### Source records

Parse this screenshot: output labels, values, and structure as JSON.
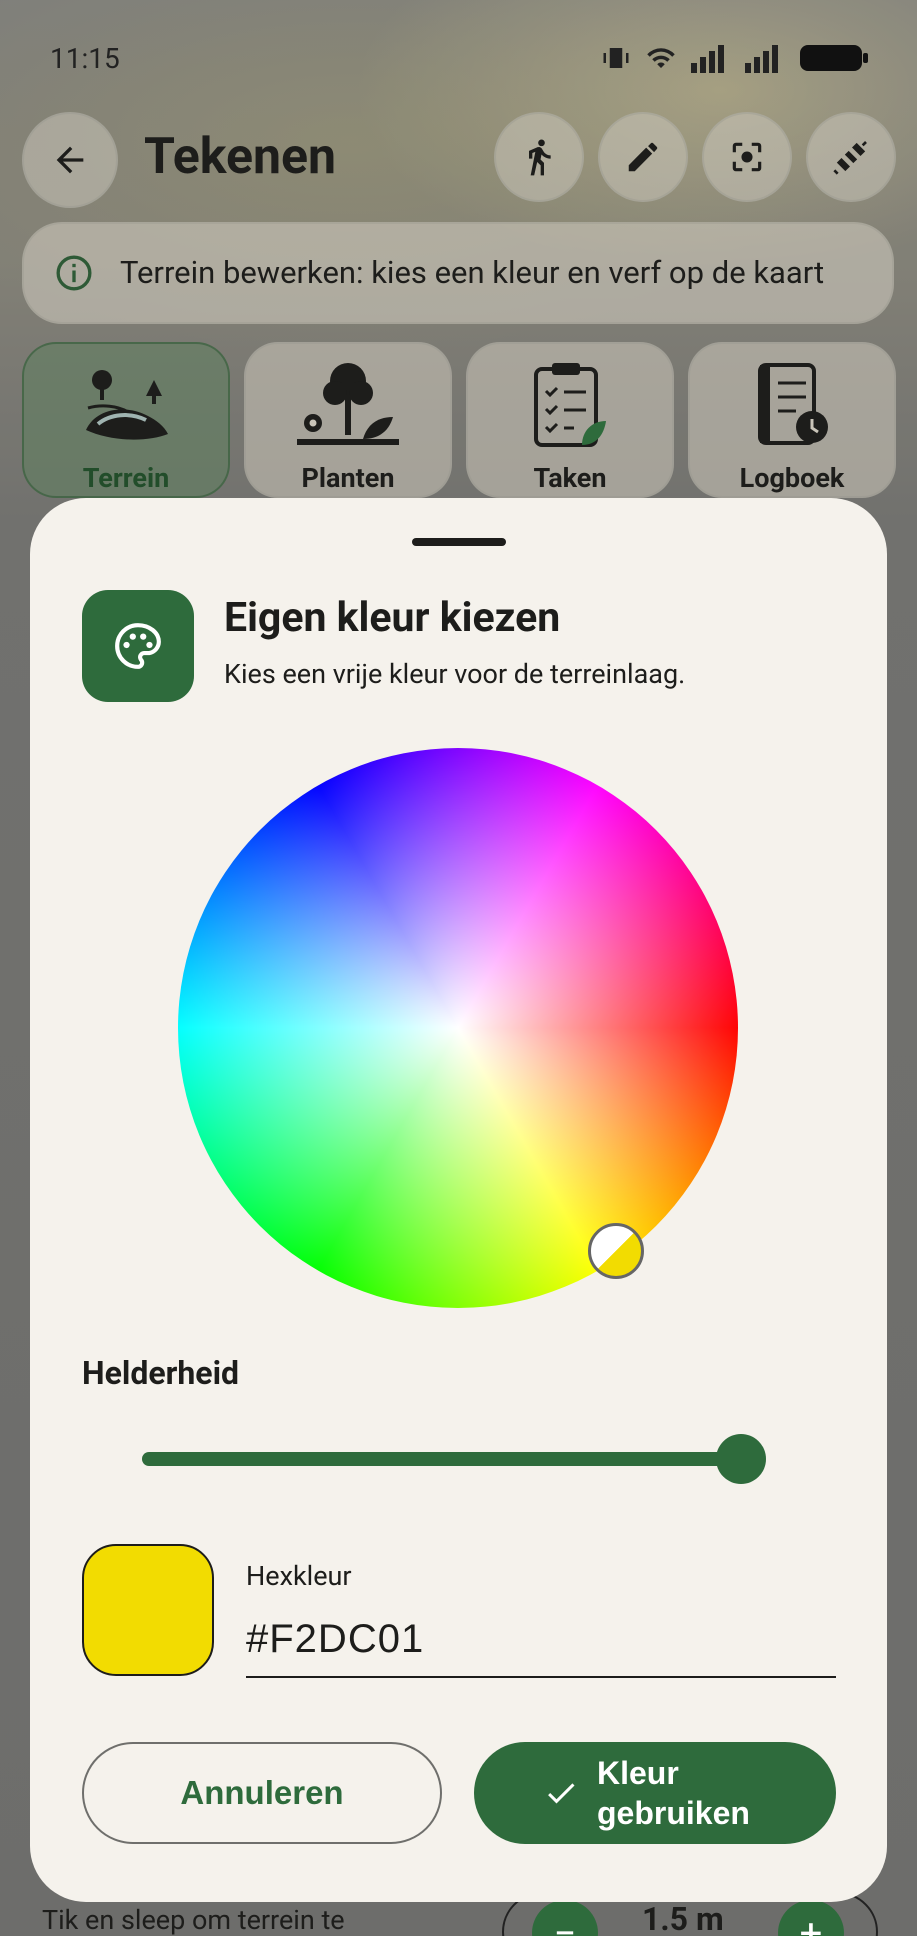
{
  "status_bar": {
    "time": "11:15"
  },
  "header": {
    "title": "Tekenen",
    "actions": [
      "walk-icon",
      "pencil-icon",
      "focus-icon",
      "satellite-icon"
    ]
  },
  "info_banner": {
    "text": "Terrein bewerken: kies een kleur en verf op de kaart"
  },
  "tabs": [
    {
      "label": "Terrein",
      "active": true
    },
    {
      "label": "Planten",
      "active": false
    },
    {
      "label": "Taken",
      "active": false
    },
    {
      "label": "Logboek",
      "active": false
    }
  ],
  "sheet": {
    "title": "Eigen kleur kiezen",
    "subtitle": "Kies een vrije kleur voor de terreinlaag.",
    "brightness_label": "Helderheid",
    "brightness_value": 1.0,
    "hex_label": "Hexkleur",
    "hex_value": "#F2DC01",
    "selected_color": "#F2DC01",
    "cancel_label": "Annuleren",
    "confirm_label": "Kleur gebruiken"
  },
  "behind": {
    "hint": "Tik en sleep om terrein te",
    "size_value": "1.5 m"
  },
  "colors": {
    "accent": "#2E6B3C",
    "sheet_bg": "#F5F2EC"
  }
}
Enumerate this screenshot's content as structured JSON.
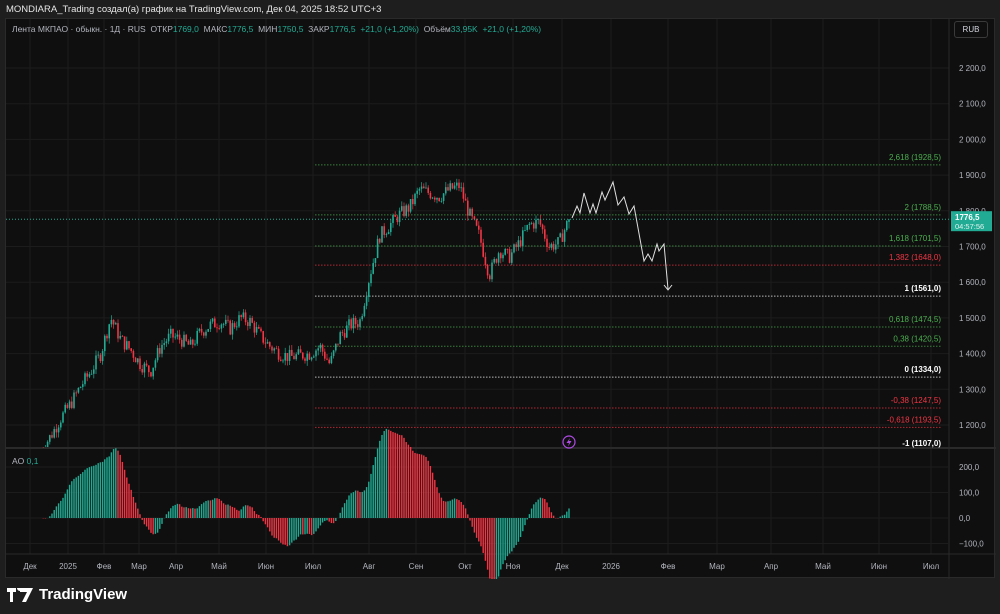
{
  "header": {
    "title": "MONDIARA_Trading создал(а) график на TradingView.com, Дек 04, 2025 18:52 UTC+3"
  },
  "legend": {
    "symbol": "Лента МКПАО · обыкн. · 1Д · RUS",
    "open_label": "ОТКР",
    "open": "1769,0",
    "high_label": "МАКС",
    "high": "1776,5",
    "low_label": "МИН",
    "low": "1750,5",
    "close_label": "ЗАКР",
    "close": "1776,5",
    "change": "+21,0 (+1,20%)",
    "volume_label": "Объём",
    "volume": "33,95K",
    "volume_change": "+21,0 (+1,20%)"
  },
  "currency_button": "RUB",
  "ao": {
    "label": "AO",
    "value": "0,1"
  },
  "footer": {
    "brand": "TradingView"
  },
  "colors": {
    "up": "#22ab94",
    "down": "#f23645",
    "fib_green": "#4caf50",
    "fib_red": "#f23645",
    "fib_white": "#ffffff",
    "last_price": "#22ab94",
    "forecast": "#e0e0e0",
    "lightning": "#b04ae6"
  },
  "chart_data": {
    "type": "candlestick",
    "timeframe": "1Д",
    "x_ticks": [
      "Дек",
      "2025",
      "Фев",
      "Мар",
      "Апр",
      "Май",
      "Июн",
      "Июл",
      "Авг",
      "Сен",
      "Окт",
      "Ноя",
      "Дек",
      "2026",
      "Фев",
      "Мар",
      "Апр",
      "Май",
      "Июн",
      "Июл"
    ],
    "y_ticks": [
      "2 200,0",
      "2 100,0",
      "2 000,0",
      "1 900,0",
      "1 800,0",
      "1 700,0",
      "1 600,0",
      "1 500,0",
      "1 400,0",
      "1 300,0",
      "1 200,0"
    ],
    "y_tick_values": [
      2200,
      2100,
      2000,
      1900,
      1800,
      1700,
      1600,
      1500,
      1400,
      1300,
      1200
    ],
    "ylim": [
      1180,
      2230
    ],
    "approx_weekly_close": [
      1130,
      1170,
      1220,
      1260,
      1310,
      1350,
      1400,
      1500,
      1440,
      1410,
      1370,
      1350,
      1420,
      1450,
      1440,
      1420,
      1460,
      1480,
      1490,
      1470,
      1500,
      1490,
      1450,
      1420,
      1400,
      1390,
      1395,
      1400,
      1420,
      1370,
      1450,
      1480,
      1490,
      1620,
      1730,
      1760,
      1790,
      1810,
      1860,
      1850,
      1840,
      1860,
      1870,
      1790,
      1730,
      1620,
      1690,
      1670,
      1710,
      1760,
      1770,
      1700,
      1710,
      1776.5
    ],
    "last_price": {
      "value": "1776,5",
      "countdown": "04:57:56"
    },
    "fib_levels": [
      {
        "label": "2,618 (1928,5)",
        "price": 1928.5,
        "color": "green"
      },
      {
        "label": "2 (1788,5)",
        "price": 1788.5,
        "color": "green"
      },
      {
        "label": "1,618 (1701,5)",
        "price": 1701.5,
        "color": "green"
      },
      {
        "label": "1,382 (1648,0)",
        "price": 1648.0,
        "color": "red"
      },
      {
        "label": "1 (1561,0)",
        "price": 1561.0,
        "color": "white"
      },
      {
        "label": "0,618 (1474,5)",
        "price": 1474.5,
        "color": "green"
      },
      {
        "label": "0,38 (1420,5)",
        "price": 1420.5,
        "color": "green"
      },
      {
        "label": "0 (1334,0)",
        "price": 1334.0,
        "color": "white"
      },
      {
        "label": "-0,38 (1247,5)",
        "price": 1247.5,
        "color": "red"
      },
      {
        "label": "-0,618 (1193,5)",
        "price": 1193.5,
        "color": "red"
      },
      {
        "label": "-1 (1107,0)",
        "price": 1107.0,
        "color": "white"
      }
    ],
    "ao_ticks": [
      "200,0",
      "100,0",
      "0,0",
      "−100,0"
    ],
    "ao_tick_values": [
      200,
      100,
      0,
      -100
    ]
  }
}
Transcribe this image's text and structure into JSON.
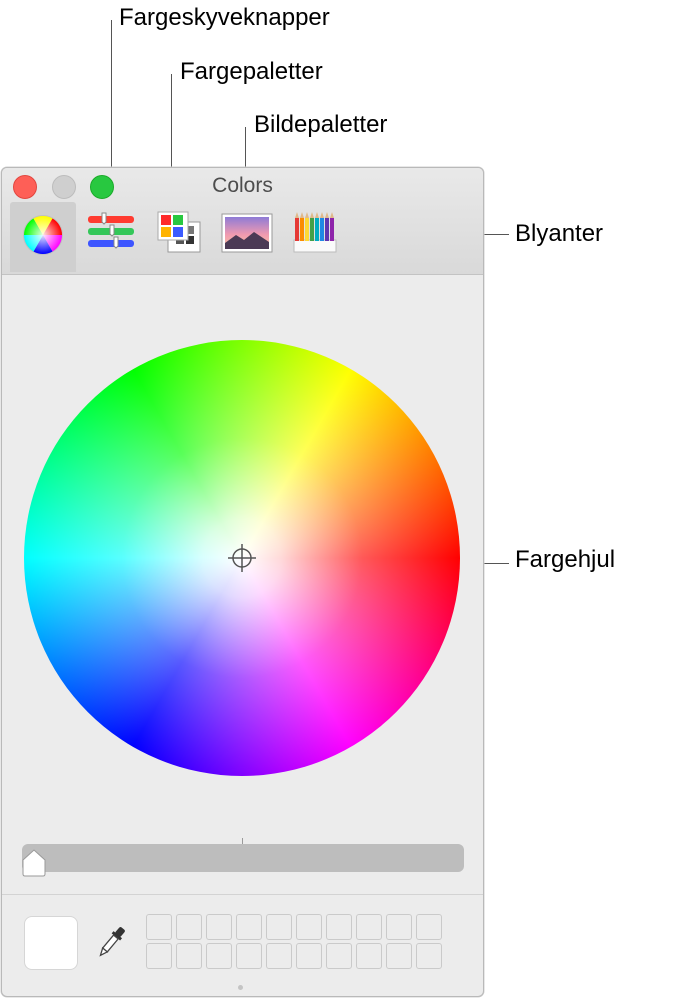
{
  "callouts": {
    "sliders": "Fargeskyveknapper",
    "palettes": "Fargepaletter",
    "image_palettes": "Bildepaletter",
    "pencils": "Blyanter",
    "wheel": "Fargehjul"
  },
  "window": {
    "title": "Colors",
    "traffic_lights": {
      "close": "#fe5f57",
      "minimize": "#cfcfcf",
      "zoom": "#28c840"
    },
    "tabs": [
      {
        "icon": "color-wheel-icon",
        "selected": true
      },
      {
        "icon": "color-sliders-icon",
        "selected": false
      },
      {
        "icon": "color-palettes-icon",
        "selected": false
      },
      {
        "icon": "image-palettes-icon",
        "selected": false
      },
      {
        "icon": "pencils-icon",
        "selected": false
      }
    ]
  },
  "brightness_slider": {
    "value_fraction": 0.0
  },
  "current_color": "#ffffff",
  "swatch_grid": {
    "rows": 2,
    "columns": 10
  }
}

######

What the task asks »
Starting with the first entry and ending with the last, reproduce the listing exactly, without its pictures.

Solution below »
Parse this screenshot: output labels, values, and structure as JSON.
{
  "status_bar": {
    "time": "11:15"
  },
  "header": {
    "title": "Tekenen",
    "actions": [
      "walk-icon",
      "pencil-icon",
      "focus-icon",
      "satellite-icon"
    ]
  },
  "info_banner": {
    "text": "Terrein bewerken: kies een kleur en verf op de kaart"
  },
  "tabs": [
    {
      "label": "Terrein",
      "active": true
    },
    {
      "label": "Planten",
      "active": false
    },
    {
      "label": "Taken",
      "active": false
    },
    {
      "label": "Logboek",
      "active": false
    }
  ],
  "sheet": {
    "title": "Eigen kleur kiezen",
    "subtitle": "Kies een vrije kleur voor de terreinlaag.",
    "brightness_label": "Helderheid",
    "brightness_value": 1.0,
    "hex_label": "Hexkleur",
    "hex_value": "#F2DC01",
    "selected_color": "#F2DC01",
    "cancel_label": "Annuleren",
    "confirm_label": "Kleur gebruiken"
  },
  "behind": {
    "hint": "Tik en sleep om terrein te",
    "size_value": "1.5 m"
  },
  "colors": {
    "accent": "#2E6B3C",
    "sheet_bg": "#F5F2EC"
  }
}
Enumerate this screenshot's content as structured JSON.
{
  "header": {
    "title": "MONDIARA_Trading создал(а) график на TradingView.com, Дек 04, 2025 18:52 UTC+3"
  },
  "legend": {
    "symbol": "Лента МКПАО · обыкн. · 1Д · RUS",
    "open_label": "ОТКР",
    "open": "1769,0",
    "high_label": "МАКС",
    "high": "1776,5",
    "low_label": "МИН",
    "low": "1750,5",
    "close_label": "ЗАКР",
    "close": "1776,5",
    "change": "+21,0 (+1,20%)",
    "volume_label": "Объём",
    "volume": "33,95K",
    "volume_change": "+21,0 (+1,20%)"
  },
  "currency_button": "RUB",
  "ao": {
    "label": "AO",
    "value": "0,1"
  },
  "footer": {
    "brand": "TradingView"
  },
  "colors": {
    "up": "#22ab94",
    "down": "#f23645",
    "fib_green": "#4caf50",
    "fib_red": "#f23645",
    "fib_white": "#ffffff",
    "last_price": "#22ab94",
    "forecast": "#e0e0e0",
    "lightning": "#b04ae6"
  },
  "chart_data": {
    "type": "candlestick",
    "timeframe": "1Д",
    "x_ticks": [
      "Дек",
      "2025",
      "Фев",
      "Мар",
      "Апр",
      "Май",
      "Июн",
      "Июл",
      "Авг",
      "Сен",
      "Окт",
      "Ноя",
      "Дек",
      "2026",
      "Фев",
      "Мар",
      "Апр",
      "Май",
      "Июн",
      "Июл"
    ],
    "y_ticks": [
      "2 200,0",
      "2 100,0",
      "2 000,0",
      "1 900,0",
      "1 800,0",
      "1 700,0",
      "1 600,0",
      "1 500,0",
      "1 400,0",
      "1 300,0",
      "1 200,0"
    ],
    "y_tick_values": [
      2200,
      2100,
      2000,
      1900,
      1800,
      1700,
      1600,
      1500,
      1400,
      1300,
      1200
    ],
    "ylim": [
      1180,
      2230
    ],
    "approx_weekly_close": [
      1130,
      1170,
      1220,
      1260,
      1310,
      1350,
      1400,
      1500,
      1440,
      1410,
      1370,
      1350,
      1420,
      1450,
      1440,
      1420,
      1460,
      1480,
      1490,
      1470,
      1500,
      1490,
      1450,
      1420,
      1400,
      1390,
      1395,
      1400,
      1420,
      1370,
      1450,
      1480,
      1490,
      1620,
      1730,
      1760,
      1790,
      1810,
      1860,
      1850,
      1840,
      1860,
      1870,
      1790,
      1730,
      1620,
      1690,
      1670,
      1710,
      1760,
      1770,
      1700,
      1710,
      1776.5
    ],
    "last_price": {
      "value": "1776,5",
      "countdown": "04:57:56"
    },
    "fib_levels": [
      {
        "label": "2,618 (1928,5)",
        "price": 1928.5,
        "color": "green"
      },
      {
        "label": "2 (1788,5)",
        "price": 1788.5,
        "color": "green"
      },
      {
        "label": "1,618 (1701,5)",
        "price": 1701.5,
        "color": "green"
      },
      {
        "label": "1,382 (1648,0)",
        "price": 1648.0,
        "color": "red"
      },
      {
        "label": "1 (1561,0)",
        "price": 1561.0,
        "color": "white"
      },
      {
        "label": "0,618 (1474,5)",
        "price": 1474.5,
        "color": "green"
      },
      {
        "label": "0,38 (1420,5)",
        "price": 1420.5,
        "color": "green"
      },
      {
        "label": "0 (1334,0)",
        "price": 1334.0,
        "color": "white"
      },
      {
        "label": "-0,38 (1247,5)",
        "price": 1247.5,
        "color": "red"
      },
      {
        "label": "-0,618 (1193,5)",
        "price": 1193.5,
        "color": "red"
      },
      {
        "label": "-1 (1107,0)",
        "price": 1107.0,
        "color": "white"
      }
    ],
    "ao_ticks": [
      "200,0",
      "100,0",
      "0,0",
      "−100,0"
    ],
    "ao_tick_values": [
      200,
      100,
      0,
      -100
    ]
  }
}
Transcribe this image's text and structure into JSON.
{
  "callouts": {
    "sliders": "Fargeskyveknapper",
    "palettes": "Fargepaletter",
    "image_palettes": "Bildepaletter",
    "pencils": "Blyanter",
    "wheel": "Fargehjul"
  },
  "window": {
    "title": "Colors",
    "traffic_lights": {
      "close": "#fe5f57",
      "minimize": "#cfcfcf",
      "zoom": "#28c840"
    },
    "tabs": [
      {
        "icon": "color-wheel-icon",
        "selected": true
      },
      {
        "icon": "color-sliders-icon",
        "selected": false
      },
      {
        "icon": "color-palettes-icon",
        "selected": false
      },
      {
        "icon": "image-palettes-icon",
        "selected": false
      },
      {
        "icon": "pencils-icon",
        "selected": false
      }
    ]
  },
  "brightness_slider": {
    "value_fraction": 0.0
  },
  "current_color": "#ffffff",
  "swatch_grid": {
    "rows": 2,
    "columns": 10
  }
}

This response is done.